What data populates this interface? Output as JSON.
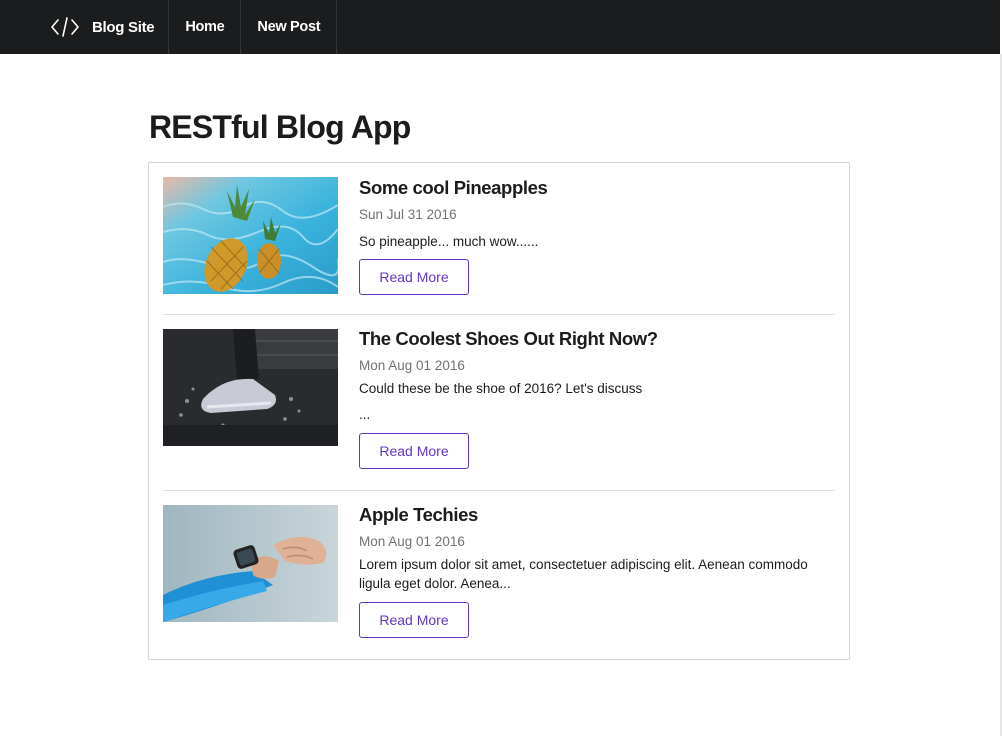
{
  "navbar": {
    "brand_label": "Blog Site",
    "brand_icon": "code-icon",
    "items": [
      {
        "label": "Home"
      },
      {
        "label": "New Post"
      }
    ]
  },
  "page": {
    "title": "RESTful Blog App"
  },
  "posts": [
    {
      "title": "Some cool Pineapples",
      "date": "Sun Jul 31 2016",
      "body_lines": [
        "So pineapple... much wow......"
      ],
      "read_more_label": "Read More",
      "image_subject": "pineapples-in-pool"
    },
    {
      "title": "The Coolest Shoes Out Right Now?",
      "date": "Mon Aug 01 2016",
      "body_lines": [
        "Could these be the shoe of 2016? Let's discuss",
        "..."
      ],
      "read_more_label": "Read More",
      "image_subject": "sneaker-splash"
    },
    {
      "title": "Apple Techies",
      "date": "Mon Aug 01 2016",
      "body_lines": [
        "Lorem ipsum dolor sit amet, consectetuer adipiscing elit. Aenean commodo ligula eget dolor. Aenea..."
      ],
      "read_more_label": "Read More",
      "image_subject": "smartwatch-wrist"
    }
  ],
  "colors": {
    "navbar_bg": "#1b1c1d",
    "button_accent": "#6435c9",
    "date_text": "#717171"
  }
}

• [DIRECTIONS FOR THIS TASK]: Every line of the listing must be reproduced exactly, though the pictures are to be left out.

• [RESPONSE AREA]:
What data populates this interface? Output as JSON.
{
  "navbar": {
    "brand_label": "Blog Site",
    "brand_icon": "code-icon",
    "items": [
      {
        "label": "Home"
      },
      {
        "label": "New Post"
      }
    ]
  },
  "page": {
    "title": "RESTful Blog App"
  },
  "posts": [
    {
      "title": "Some cool Pineapples",
      "date": "Sun Jul 31 2016",
      "body_lines": [
        "So pineapple... much wow......"
      ],
      "read_more_label": "Read More",
      "image_subject": "pineapples-in-pool"
    },
    {
      "title": "The Coolest Shoes Out Right Now?",
      "date": "Mon Aug 01 2016",
      "body_lines": [
        "Could these be the shoe of 2016? Let's discuss",
        "..."
      ],
      "read_more_label": "Read More",
      "image_subject": "sneaker-splash"
    },
    {
      "title": "Apple Techies",
      "date": "Mon Aug 01 2016",
      "body_lines": [
        "Lorem ipsum dolor sit amet, consectetuer adipiscing elit. Aenean commodo ligula eget dolor. Aenea..."
      ],
      "read_more_label": "Read More",
      "image_subject": "smartwatch-wrist"
    }
  ],
  "colors": {
    "navbar_bg": "#1b1c1d",
    "button_accent": "#6435c9",
    "date_text": "#717171"
  }
}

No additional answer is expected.